══ Records provided
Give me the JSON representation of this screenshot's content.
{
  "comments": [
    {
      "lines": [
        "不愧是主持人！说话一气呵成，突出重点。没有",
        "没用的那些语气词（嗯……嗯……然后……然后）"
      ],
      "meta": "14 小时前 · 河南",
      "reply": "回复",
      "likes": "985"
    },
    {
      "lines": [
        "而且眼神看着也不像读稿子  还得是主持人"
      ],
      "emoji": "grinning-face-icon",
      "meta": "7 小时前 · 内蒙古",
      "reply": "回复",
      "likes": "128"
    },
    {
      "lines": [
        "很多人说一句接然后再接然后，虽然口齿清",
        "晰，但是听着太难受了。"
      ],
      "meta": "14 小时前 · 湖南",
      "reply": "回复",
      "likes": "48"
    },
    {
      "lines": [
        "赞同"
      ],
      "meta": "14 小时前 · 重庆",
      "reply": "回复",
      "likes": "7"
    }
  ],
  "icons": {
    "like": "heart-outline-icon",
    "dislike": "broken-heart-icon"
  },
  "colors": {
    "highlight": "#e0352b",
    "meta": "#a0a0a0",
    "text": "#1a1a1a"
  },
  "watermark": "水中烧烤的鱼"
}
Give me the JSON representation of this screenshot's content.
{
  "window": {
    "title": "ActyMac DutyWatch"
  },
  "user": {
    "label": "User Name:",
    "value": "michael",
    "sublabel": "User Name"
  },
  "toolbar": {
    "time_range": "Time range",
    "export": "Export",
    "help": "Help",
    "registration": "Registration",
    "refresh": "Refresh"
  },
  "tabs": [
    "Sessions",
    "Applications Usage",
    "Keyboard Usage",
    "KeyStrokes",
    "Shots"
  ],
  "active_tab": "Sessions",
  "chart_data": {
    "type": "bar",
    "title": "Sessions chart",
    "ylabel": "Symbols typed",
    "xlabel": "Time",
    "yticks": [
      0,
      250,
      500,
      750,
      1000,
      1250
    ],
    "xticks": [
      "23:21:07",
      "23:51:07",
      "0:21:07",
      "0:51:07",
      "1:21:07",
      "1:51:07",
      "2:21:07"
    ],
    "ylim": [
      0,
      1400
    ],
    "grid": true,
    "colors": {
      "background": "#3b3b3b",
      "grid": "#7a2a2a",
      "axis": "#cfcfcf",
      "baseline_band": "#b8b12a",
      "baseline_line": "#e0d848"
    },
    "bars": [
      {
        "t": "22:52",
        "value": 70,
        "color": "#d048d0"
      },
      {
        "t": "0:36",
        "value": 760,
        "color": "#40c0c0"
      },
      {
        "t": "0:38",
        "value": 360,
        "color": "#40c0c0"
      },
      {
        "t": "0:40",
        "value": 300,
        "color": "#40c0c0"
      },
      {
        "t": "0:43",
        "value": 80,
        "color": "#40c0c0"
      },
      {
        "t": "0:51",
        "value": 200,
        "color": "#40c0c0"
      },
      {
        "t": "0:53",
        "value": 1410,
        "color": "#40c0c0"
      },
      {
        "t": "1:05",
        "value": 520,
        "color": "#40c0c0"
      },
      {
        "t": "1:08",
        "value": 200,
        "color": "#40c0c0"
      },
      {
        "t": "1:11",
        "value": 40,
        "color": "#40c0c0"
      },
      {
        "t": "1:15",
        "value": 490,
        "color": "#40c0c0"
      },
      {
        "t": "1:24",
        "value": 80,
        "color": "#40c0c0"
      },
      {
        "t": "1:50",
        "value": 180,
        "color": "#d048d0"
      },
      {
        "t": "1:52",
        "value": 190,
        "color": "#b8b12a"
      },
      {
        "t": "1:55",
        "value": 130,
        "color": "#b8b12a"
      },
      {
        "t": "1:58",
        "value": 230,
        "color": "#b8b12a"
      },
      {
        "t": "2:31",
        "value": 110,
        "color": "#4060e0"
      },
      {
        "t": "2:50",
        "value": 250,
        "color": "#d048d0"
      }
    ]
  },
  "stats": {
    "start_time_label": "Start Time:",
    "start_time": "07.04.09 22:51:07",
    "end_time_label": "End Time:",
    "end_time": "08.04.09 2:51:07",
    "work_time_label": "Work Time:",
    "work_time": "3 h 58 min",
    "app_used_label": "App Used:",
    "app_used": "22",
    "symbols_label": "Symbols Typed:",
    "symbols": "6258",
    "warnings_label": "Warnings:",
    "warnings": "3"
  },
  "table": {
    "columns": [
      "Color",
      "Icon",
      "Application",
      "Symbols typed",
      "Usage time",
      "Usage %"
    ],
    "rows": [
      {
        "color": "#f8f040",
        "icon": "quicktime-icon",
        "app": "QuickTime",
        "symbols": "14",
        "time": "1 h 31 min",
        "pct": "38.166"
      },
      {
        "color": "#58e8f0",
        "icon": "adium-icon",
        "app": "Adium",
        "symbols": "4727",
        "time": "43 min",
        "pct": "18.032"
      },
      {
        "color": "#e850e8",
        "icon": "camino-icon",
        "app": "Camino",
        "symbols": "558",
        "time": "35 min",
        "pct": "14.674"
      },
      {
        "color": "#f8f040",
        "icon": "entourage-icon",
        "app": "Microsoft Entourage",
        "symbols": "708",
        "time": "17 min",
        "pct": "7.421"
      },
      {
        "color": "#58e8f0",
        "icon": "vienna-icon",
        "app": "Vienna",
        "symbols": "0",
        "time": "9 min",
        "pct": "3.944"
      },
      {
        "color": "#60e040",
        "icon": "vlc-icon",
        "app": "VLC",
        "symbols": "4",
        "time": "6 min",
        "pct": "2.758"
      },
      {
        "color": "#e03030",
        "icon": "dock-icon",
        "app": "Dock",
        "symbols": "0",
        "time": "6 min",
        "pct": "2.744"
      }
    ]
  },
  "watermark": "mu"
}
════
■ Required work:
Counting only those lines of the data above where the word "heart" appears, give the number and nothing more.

■ Exercise response:
2